• _WHAT YOU ARE ASKED TO DO_: Pull from the data below each line where the word "كلمة" occurs, and copy it.

Data extracted from a collection:
————

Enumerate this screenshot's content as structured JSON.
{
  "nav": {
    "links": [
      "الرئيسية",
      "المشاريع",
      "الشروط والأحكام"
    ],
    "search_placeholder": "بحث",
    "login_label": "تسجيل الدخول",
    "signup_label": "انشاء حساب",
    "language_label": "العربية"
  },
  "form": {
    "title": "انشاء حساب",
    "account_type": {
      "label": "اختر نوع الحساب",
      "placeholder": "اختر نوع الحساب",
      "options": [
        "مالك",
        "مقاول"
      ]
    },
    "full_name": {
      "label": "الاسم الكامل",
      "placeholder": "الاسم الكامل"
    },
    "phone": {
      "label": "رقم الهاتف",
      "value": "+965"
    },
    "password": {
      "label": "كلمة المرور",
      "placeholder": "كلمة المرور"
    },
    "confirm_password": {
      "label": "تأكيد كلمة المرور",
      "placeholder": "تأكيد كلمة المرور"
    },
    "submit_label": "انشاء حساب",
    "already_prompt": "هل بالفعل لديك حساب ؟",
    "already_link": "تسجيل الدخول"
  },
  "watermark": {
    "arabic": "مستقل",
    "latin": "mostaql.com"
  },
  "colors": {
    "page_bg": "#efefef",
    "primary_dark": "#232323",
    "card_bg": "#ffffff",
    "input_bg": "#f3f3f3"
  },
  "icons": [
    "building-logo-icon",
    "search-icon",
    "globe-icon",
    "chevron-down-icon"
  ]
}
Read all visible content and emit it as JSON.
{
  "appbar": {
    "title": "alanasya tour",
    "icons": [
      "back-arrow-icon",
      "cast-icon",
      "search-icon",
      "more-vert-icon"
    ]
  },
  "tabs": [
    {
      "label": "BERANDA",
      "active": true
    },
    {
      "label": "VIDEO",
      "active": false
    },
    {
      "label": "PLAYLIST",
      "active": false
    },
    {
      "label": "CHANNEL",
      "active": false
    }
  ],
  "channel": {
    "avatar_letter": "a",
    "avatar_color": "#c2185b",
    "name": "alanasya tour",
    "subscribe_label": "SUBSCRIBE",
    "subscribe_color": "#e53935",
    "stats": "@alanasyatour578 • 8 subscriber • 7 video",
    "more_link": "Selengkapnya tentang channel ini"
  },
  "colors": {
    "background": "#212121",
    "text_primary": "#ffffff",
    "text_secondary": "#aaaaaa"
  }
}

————

• _EXERCISE RESULT_:
      "label": "كلمة المرور",
      "placeholder": "كلمة المرور"
      "label": "تأكيد كلمة المرور",
      "placeholder": "تأكيد كلمة المرور"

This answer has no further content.